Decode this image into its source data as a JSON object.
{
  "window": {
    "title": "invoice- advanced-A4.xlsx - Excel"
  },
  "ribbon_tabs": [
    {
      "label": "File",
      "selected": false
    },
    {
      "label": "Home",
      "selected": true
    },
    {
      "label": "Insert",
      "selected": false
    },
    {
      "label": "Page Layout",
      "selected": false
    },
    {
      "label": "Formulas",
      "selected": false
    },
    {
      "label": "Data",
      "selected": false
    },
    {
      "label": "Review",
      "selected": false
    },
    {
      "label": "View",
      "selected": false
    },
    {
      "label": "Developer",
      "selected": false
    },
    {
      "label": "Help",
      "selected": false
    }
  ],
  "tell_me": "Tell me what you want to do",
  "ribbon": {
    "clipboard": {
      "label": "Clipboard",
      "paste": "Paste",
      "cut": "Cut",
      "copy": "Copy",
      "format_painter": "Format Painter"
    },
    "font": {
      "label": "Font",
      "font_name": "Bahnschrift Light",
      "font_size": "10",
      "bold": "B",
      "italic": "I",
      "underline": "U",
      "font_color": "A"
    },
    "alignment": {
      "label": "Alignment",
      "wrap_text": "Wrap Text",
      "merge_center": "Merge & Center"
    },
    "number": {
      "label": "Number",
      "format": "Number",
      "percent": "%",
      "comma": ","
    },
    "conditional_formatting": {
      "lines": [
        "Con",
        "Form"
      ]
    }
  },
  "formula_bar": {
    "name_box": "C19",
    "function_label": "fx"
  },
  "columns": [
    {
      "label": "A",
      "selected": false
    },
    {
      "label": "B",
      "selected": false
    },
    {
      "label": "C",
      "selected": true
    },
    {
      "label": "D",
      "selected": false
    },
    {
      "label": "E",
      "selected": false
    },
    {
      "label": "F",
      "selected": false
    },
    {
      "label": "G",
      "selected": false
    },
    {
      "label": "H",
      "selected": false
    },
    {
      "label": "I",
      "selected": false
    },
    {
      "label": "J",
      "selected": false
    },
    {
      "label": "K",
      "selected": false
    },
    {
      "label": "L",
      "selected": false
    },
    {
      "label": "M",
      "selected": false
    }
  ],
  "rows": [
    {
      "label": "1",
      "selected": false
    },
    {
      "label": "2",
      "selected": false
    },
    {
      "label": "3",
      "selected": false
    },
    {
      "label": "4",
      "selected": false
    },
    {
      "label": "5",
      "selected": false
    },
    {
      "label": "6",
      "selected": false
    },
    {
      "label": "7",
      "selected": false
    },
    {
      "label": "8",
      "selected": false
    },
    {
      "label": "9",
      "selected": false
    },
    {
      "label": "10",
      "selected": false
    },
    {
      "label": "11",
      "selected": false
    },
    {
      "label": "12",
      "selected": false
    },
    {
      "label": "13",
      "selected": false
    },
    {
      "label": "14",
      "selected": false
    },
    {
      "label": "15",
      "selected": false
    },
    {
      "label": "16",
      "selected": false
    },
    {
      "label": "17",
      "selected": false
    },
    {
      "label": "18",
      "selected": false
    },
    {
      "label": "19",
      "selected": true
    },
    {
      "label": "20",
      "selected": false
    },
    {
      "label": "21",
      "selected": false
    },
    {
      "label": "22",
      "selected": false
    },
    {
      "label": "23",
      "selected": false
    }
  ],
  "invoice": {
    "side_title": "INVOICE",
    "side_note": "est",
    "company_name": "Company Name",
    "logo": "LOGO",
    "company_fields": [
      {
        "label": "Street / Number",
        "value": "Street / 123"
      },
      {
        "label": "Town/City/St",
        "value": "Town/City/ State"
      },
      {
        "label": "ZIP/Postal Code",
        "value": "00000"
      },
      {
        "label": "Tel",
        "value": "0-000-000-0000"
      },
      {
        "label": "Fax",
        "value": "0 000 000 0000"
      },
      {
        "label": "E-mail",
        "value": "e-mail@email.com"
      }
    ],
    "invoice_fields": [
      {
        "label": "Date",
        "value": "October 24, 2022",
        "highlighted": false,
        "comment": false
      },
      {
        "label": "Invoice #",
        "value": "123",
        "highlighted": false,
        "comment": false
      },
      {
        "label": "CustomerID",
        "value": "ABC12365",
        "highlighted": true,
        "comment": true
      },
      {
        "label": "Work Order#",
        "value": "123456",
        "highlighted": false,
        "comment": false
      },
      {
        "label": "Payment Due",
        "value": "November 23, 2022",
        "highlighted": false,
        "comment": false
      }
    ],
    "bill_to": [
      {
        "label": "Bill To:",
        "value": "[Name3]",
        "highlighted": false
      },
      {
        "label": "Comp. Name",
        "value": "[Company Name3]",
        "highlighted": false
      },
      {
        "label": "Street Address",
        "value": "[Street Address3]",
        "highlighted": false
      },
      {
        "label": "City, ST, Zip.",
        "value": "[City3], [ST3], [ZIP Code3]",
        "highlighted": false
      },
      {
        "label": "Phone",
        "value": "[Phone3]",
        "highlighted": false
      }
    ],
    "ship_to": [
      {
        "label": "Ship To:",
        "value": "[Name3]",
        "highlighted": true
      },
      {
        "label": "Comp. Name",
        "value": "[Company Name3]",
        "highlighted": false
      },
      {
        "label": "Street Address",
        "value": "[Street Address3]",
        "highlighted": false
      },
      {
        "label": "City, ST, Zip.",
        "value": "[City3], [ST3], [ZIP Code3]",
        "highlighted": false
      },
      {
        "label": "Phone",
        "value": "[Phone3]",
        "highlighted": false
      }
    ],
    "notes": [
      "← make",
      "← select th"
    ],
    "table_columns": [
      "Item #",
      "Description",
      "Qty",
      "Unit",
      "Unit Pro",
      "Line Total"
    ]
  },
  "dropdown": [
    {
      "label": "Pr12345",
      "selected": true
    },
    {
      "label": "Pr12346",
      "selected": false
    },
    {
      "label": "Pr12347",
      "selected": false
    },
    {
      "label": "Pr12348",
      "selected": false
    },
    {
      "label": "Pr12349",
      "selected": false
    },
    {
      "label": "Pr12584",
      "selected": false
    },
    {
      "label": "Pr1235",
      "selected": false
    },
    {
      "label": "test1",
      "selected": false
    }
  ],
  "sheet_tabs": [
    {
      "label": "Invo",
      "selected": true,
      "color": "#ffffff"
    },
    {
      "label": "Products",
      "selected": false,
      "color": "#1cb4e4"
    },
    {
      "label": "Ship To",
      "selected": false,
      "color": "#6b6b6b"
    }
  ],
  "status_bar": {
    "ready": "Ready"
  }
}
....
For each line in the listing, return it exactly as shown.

Decode this image into its source data as a JSON object.
{
  "window": {
    "title": "invoice- advanced-A4.xlsx - Excel"
  },
  "ribbon_tabs": [
    {
      "label": "File",
      "selected": false
    },
    {
      "label": "Home",
      "selected": true
    },
    {
      "label": "Insert",
      "selected": false
    },
    {
      "label": "Page Layout",
      "selected": false
    },
    {
      "label": "Formulas",
      "selected": false
    },
    {
      "label": "Data",
      "selected": false
    },
    {
      "label": "Review",
      "selected": false
    },
    {
      "label": "View",
      "selected": false
    },
    {
      "label": "Developer",
      "selected": false
    },
    {
      "label": "Help",
      "selected": false
    }
  ],
  "tell_me": "Tell me what you want to do",
  "ribbon": {
    "clipboard": {
      "label": "Clipboard",
      "paste": "Paste",
      "cut": "Cut",
      "copy": "Copy",
      "format_painter": "Format Painter"
    },
    "font": {
      "label": "Font",
      "font_name": "Bahnschrift Light",
      "font_size": "10",
      "bold": "B",
      "italic": "I",
      "underline": "U",
      "font_color": "A"
    },
    "alignment": {
      "label": "Alignment",
      "wrap_text": "Wrap Text",
      "merge_center": "Merge & Center"
    },
    "number": {
      "label": "Number",
      "format": "Number",
      "percent": "%",
      "comma": ","
    },
    "conditional_formatting": {
      "lines": [
        "Con",
        "Form"
      ]
    }
  },
  "formula_bar": {
    "name_box": "C19",
    "function_label": "fx"
  },
  "columns": [
    {
      "label": "A",
      "selected": false
    },
    {
      "label": "B",
      "selected": false
    },
    {
      "label": "C",
      "selected": true
    },
    {
      "label": "D",
      "selected": false
    },
    {
      "label": "E",
      "selected": false
    },
    {
      "label": "F",
      "selected": false
    },
    {
      "label": "G",
      "selected": false
    },
    {
      "label": "H",
      "selected": false
    },
    {
      "label": "I",
      "selected": false
    },
    {
      "label": "J",
      "selected": false
    },
    {
      "label": "K",
      "selected": false
    },
    {
      "label": "L",
      "selected": false
    },
    {
      "label": "M",
      "selected": false
    }
  ],
  "rows": [
    {
      "label": "1",
      "selected": false
    },
    {
      "label": "2",
      "selected": false
    },
    {
      "label": "3",
      "selected": false
    },
    {
      "label": "4",
      "selected": false
    },
    {
      "label": "5",
      "selected": false
    },
    {
      "label": "6",
      "selected": false
    },
    {
      "label": "7",
      "selected": false
    },
    {
      "label": "8",
      "selected": false
    },
    {
      "label": "9",
      "selected": false
    },
    {
      "label": "10",
      "selected": false
    },
    {
      "label": "11",
      "selected": false
    },
    {
      "label": "12",
      "selected": false
    },
    {
      "label": "13",
      "selected": false
    },
    {
      "label": "14",
      "selected": false
    },
    {
      "label": "15",
      "selected": false
    },
    {
      "label": "16",
      "selected": false
    },
    {
      "label": "17",
      "selected": false
    },
    {
      "label": "18",
      "selected": false
    },
    {
      "label": "19",
      "selected": true
    },
    {
      "label": "20",
      "selected": false
    },
    {
      "label": "21",
      "selected": false
    },
    {
      "label": "22",
      "selected": false
    },
    {
      "label": "23",
      "selected": false
    }
  ],
  "invoice": {
    "side_title": "INVOICE",
    "side_note": "est",
    "company_name": "Company Name",
    "logo": "LOGO",
    "company_fields": [
      {
        "label": "Street / Number",
        "value": "Street / 123"
      },
      {
        "label": "Town/City/St",
        "value": "Town/City/ State"
      },
      {
        "label": "ZIP/Postal Code",
        "value": "00000"
      },
      {
        "label": "Tel",
        "value": "0-000-000-0000"
      },
      {
        "label": "Fax",
        "value": "0 000 000 0000"
      },
      {
        "label": "E-mail",
        "value": "e-mail@email.com"
      }
    ],
    "invoice_fields": [
      {
        "label": "Date",
        "value": "October 24, 2022",
        "highlighted": false,
        "comment": false
      },
      {
        "label": "Invoice #",
        "value": "123",
        "highlighted": false,
        "comment": false
      },
      {
        "label": "CustomerID",
        "value": "ABC12365",
        "highlighted": true,
        "comment": true
      },
      {
        "label": "Work Order#",
        "value": "123456",
        "highlighted": false,
        "comment": false
      },
      {
        "label": "Payment Due",
        "value": "November 23, 2022",
        "highlighted": false,
        "comment": false
      }
    ],
    "bill_to": [
      {
        "label": "Bill To:",
        "value": "[Name3]",
        "highlighted": false
      },
      {
        "label": "Comp. Name",
        "value": "[Company Name3]",
        "highlighted": false
      },
      {
        "label": "Street Address",
        "value": "[Street Address3]",
        "highlighted": false
      },
      {
        "label": "City, ST, Zip.",
        "value": "[City3], [ST3], [ZIP Code3]",
        "highlighted": false
      },
      {
        "label": "Phone",
        "value": "[Phone3]",
        "highlighted": false
      }
    ],
    "ship_to": [
      {
        "label": "Ship To:",
        "value": "[Name3]",
        "highlighted": true
      },
      {
        "label": "Comp. Name",
        "value": "[Company Name3]",
        "highlighted": false
      },
      {
        "label": "Street Address",
        "value": "[Street Address3]",
        "highlighted": false
      },
      {
        "label": "City, ST, Zip.",
        "value": "[City3], [ST3], [ZIP Code3]",
        "highlighted": false
      },
      {
        "label": "Phone",
        "value": "[Phone3]",
        "highlighted": false
      }
    ],
    "notes": [
      "← make",
      "← select th"
    ],
    "table_columns": [
      "Item #",
      "Description",
      "Qty",
      "Unit",
      "Unit Pro",
      "Line Total"
    ]
  },
  "dropdown": [
    {
      "label": "Pr12345",
      "selected": true
    },
    {
      "label": "Pr12346",
      "selected": false
    },
    {
      "label": "Pr12347",
      "selected": false
    },
    {
      "label": "Pr12348",
      "selected": false
    },
    {
      "label": "Pr12349",
      "selected": false
    },
    {
      "label": "Pr12584",
      "selected": false
    },
    {
      "label": "Pr1235",
      "selected": false
    },
    {
      "label": "test1",
      "selected": false
    }
  ],
  "sheet_tabs": [
    {
      "label": "Invo",
      "selected": true,
      "color": "#ffffff"
    },
    {
      "label": "Products",
      "selected": false,
      "color": "#1cb4e4"
    },
    {
      "label": "Ship To",
      "selected": false,
      "color": "#6b6b6b"
    }
  ],
  "status_bar": {
    "ready": "Ready"
  }
}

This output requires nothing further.